The risk of meat consumption

Numerous scientific studies have proven that there is a correlation between the consumption of red meat and processed meat and cancer of the pancreas. Pancreatic cancer is one of the most fatal types of cancer and is in the United States, the fourth type of cancer by mortality – in one year of pancreatic cancer are diagnosed around 30,000 people, and it is estimated that roughly the same number dies. The risk of cancer of the pancreas is even 2-3 times higher in smokers, while a direct link between the risk of pancreatic cancer and diet is not completely correlated and established. However, there is a higher risk of pancreatic cancer among people who eat smoked meat, meat products or food of animal origin in general, than among people who eat fruits and vegetables.

Larsson and A. Wolk conducted a meta-analysis (interpretation of the results from the scientific literature and reaching a definitive conclusion on the acceptability of the results of studies investigating similar interventions, techniques or treatments) of thirteen scientific researches. Bearing in mind the fact that no diet is not directly linked to pancreatic cancer, but high meat consumption is associated with an increased risk of bowel cancer (cancer of the colon and stomach cancer), they wanted to determine the relationship between the consumption of red or processed meat and the risk of pancreatic cancer. They concluded that there is a significant correlation between the consumption of processed meat and risk of pancreatic cancer. Although there is no correlation between consumption of red meat and pancreatic cancer, it is noticed statistical correlation between consumption of red meat and pancreatic cancer in males. However, it is necessary to conduct further researches to confirm or disprove this hypothesis.

Previous researches of the correlation of pancreatic cancer and meat eating are inconsistent because the correlation has been attributed to the amount of fat and cholesterol in meat and in the process of meat preparation. Ute Nöthlings, Lynne R. Wilkens, Suzanne P. Murphy, Jean H. Hankin, Brian E. Henderson and Laurence N. Kolonel conducted a research of correlation between meat consumption, other animal products, fat and cholesterol and pancreatic cancer: 45% of respondents were men and 55% women, five ethnic groups were observed. After seven years, pancreatic cancer was observed among 190,545 members of the group. The correlation between pancreatic cancer and the consumption of processed and red meat is confirmed. Furthermore, the fat from the meat is not shown as a link between cancer and there’s need to determine the other ingredients of meat responsible for association with pancreatic cancer. Future research should focus on ways of preparing meat and connection with the emergence of pancreatic cancer.

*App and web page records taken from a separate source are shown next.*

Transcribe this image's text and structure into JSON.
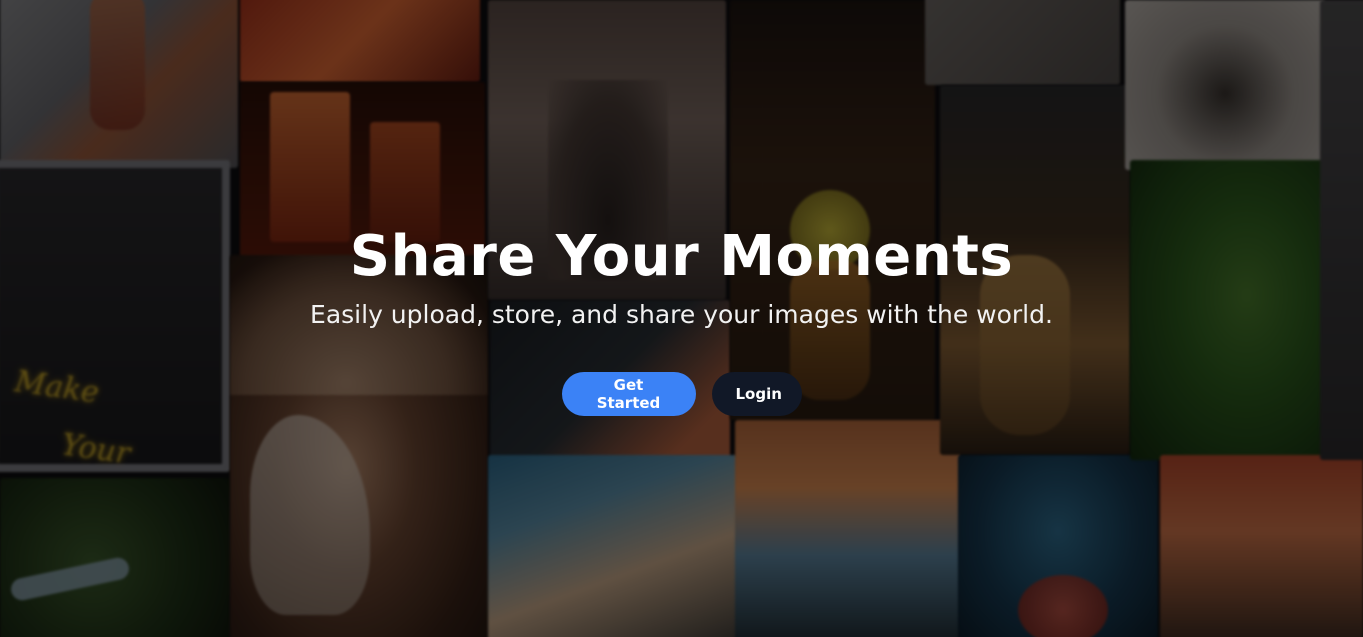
{
  "hero": {
    "title": "Share Your Moments",
    "subtitle": "Easily upload, store, and share your images with the world.",
    "background": "blurred photo collage",
    "overlay_color": "#000000"
  },
  "actions": {
    "get_started_label": "Get Started",
    "login_label": "Login"
  },
  "colors": {
    "primary_button": "#3b82f6",
    "secondary_button": "#111827",
    "text": "#ffffff"
  }
}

Aize Kijlstra and Erik Jongert investigated the toksoplasmosa (a parasitic disease caused by the parasite Toxoplasma gondii), a disease spread by food. A third of the human population is infected with Toxoplasma gondii, the disease is classified in the high place with salmonella and campylobacteriosis. In their study, the authors suggest a correlation between toxoplasmosa and consumption of undercooked meat and meat consumption in general. Their goal is to find a solution for the meat safe from Toxoplasma.



  1. “Red and processed meat consumption and risk of pancreatic cancer: meta-analysis of prospective studies“,
    C. Larsson, A. Wolk
  2. “Meat and Fat Intake as Risk Factors for Pancreatic Cancer: The Multiethnic Cohort Study“,
    Ute Nöthlings , Lynne R. Wilkens , Suzanne P. Murphy , Jean H. Hankin , Brian E. Henderson , Laurence N. Kolonel
  3. „Etiology of Pancreatic Cancer, With a Hypothesis Concerning the Role of N-Nitroso Compounds and Excess Gastric Acidity“,
  4. “Control of the risk of human toxoplasmosis transmitted by meat“
    Aize Kijlstraa, Erik Jongert
  5. “Meat intake and cooking techniques: associations with pancreatic cancer“,
    Kristin E Andersona, Rashmi Sinhab, Martin Kulldorffc, Myron Grossa, Nicholas P Langd, Cheryl Barbera, Lisa Harnacka, Eugene DiMagnoe, Robin Blissa, Fred F Kadlubarf
  6. “Diet and pancreatic cancer: a case-control study“
    Staffan E. Norell, Anders Ahlbom, Rolf Erwald, Gőran Jacobson, Inger Lindberg-Navier, Robert Olin, Bo Tőrnberg,